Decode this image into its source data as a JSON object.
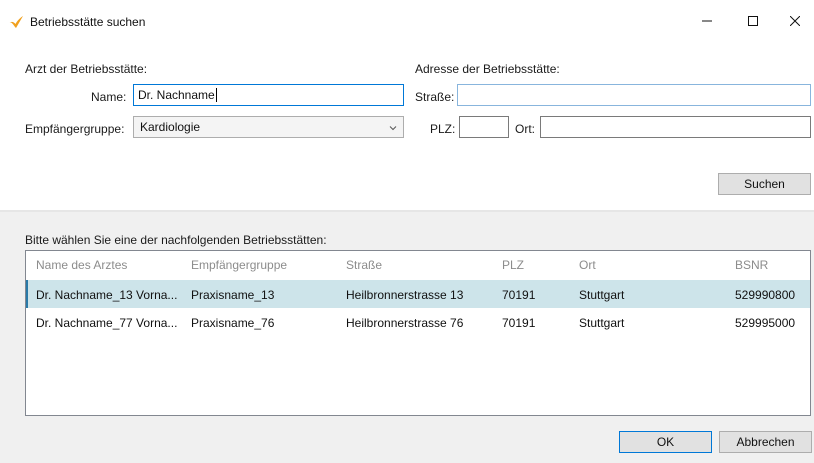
{
  "window": {
    "title": "Betriebsstätte suchen",
    "controls": {
      "minimize": "minimize-icon",
      "maximize": "maximize-icon",
      "close": "close-icon"
    }
  },
  "search": {
    "doctor_heading": "Arzt der Betriebsstätte:",
    "address_heading": "Adresse der Betriebsstätte:",
    "name_label": "Name:",
    "name_value": "Dr. Nachname",
    "group_label": "Empfängergruppe:",
    "group_value": "Kardiologie",
    "street_label": "Straße:",
    "street_value": "",
    "plz_label": "PLZ:",
    "plz_value": "",
    "ort_label": "Ort:",
    "ort_value": "",
    "search_button": "Suchen"
  },
  "results": {
    "prompt": "Bitte wählen Sie eine der nachfolgenden Betriebsstätten:",
    "columns": [
      "Name des Arztes",
      "Empfängergruppe",
      "Straße",
      "PLZ",
      "Ort",
      "BSNR"
    ],
    "rows": [
      {
        "cells": [
          "Dr. Nachname_13 Vorna...",
          "Praxisname_13",
          "Heilbronnerstrasse 13",
          "70191",
          "Stuttgart",
          "529990800"
        ],
        "selected": true
      },
      {
        "cells": [
          "Dr. Nachname_77 Vorna...",
          "Praxisname_76",
          "Heilbronnerstrasse 76",
          "70191",
          "Stuttgart",
          "529995000"
        ],
        "selected": false
      }
    ]
  },
  "footer": {
    "ok_button": "OK",
    "cancel_button": "Abbrechen"
  },
  "colors": {
    "accent": "#0078d7",
    "selection": "#cde4ea",
    "dialog_background": "#f0f0f0"
  },
  "icons": {
    "app": "app-logo-icon",
    "dropdown": "chevron-down-icon"
  }
}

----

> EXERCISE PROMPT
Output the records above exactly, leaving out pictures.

> YOUR RESPONSE
Decode this image into its source data as a JSON object.
{
  "window": {
    "title": "Betriebsstätte suchen",
    "controls": {
      "minimize": "minimize-icon",
      "maximize": "maximize-icon",
      "close": "close-icon"
    }
  },
  "search": {
    "doctor_heading": "Arzt der Betriebsstätte:",
    "address_heading": "Adresse der Betriebsstätte:",
    "name_label": "Name:",
    "name_value": "Dr. Nachname",
    "group_label": "Empfängergruppe:",
    "group_value": "Kardiologie",
    "street_label": "Straße:",
    "street_value": "",
    "plz_label": "PLZ:",
    "plz_value": "",
    "ort_label": "Ort:",
    "ort_value": "",
    "search_button": "Suchen"
  },
  "results": {
    "prompt": "Bitte wählen Sie eine der nachfolgenden Betriebsstätten:",
    "columns": [
      "Name des Arztes",
      "Empfängergruppe",
      "Straße",
      "PLZ",
      "Ort",
      "BSNR"
    ],
    "rows": [
      {
        "cells": [
          "Dr. Nachname_13 Vorna...",
          "Praxisname_13",
          "Heilbronnerstrasse 13",
          "70191",
          "Stuttgart",
          "529990800"
        ],
        "selected": true
      },
      {
        "cells": [
          "Dr. Nachname_77 Vorna...",
          "Praxisname_76",
          "Heilbronnerstrasse 76",
          "70191",
          "Stuttgart",
          "529995000"
        ],
        "selected": false
      }
    ]
  },
  "footer": {
    "ok_button": "OK",
    "cancel_button": "Abbrechen"
  },
  "colors": {
    "accent": "#0078d7",
    "selection": "#cde4ea",
    "dialog_background": "#f0f0f0"
  },
  "icons": {
    "app": "app-logo-icon",
    "dropdown": "chevron-down-icon"
  }
}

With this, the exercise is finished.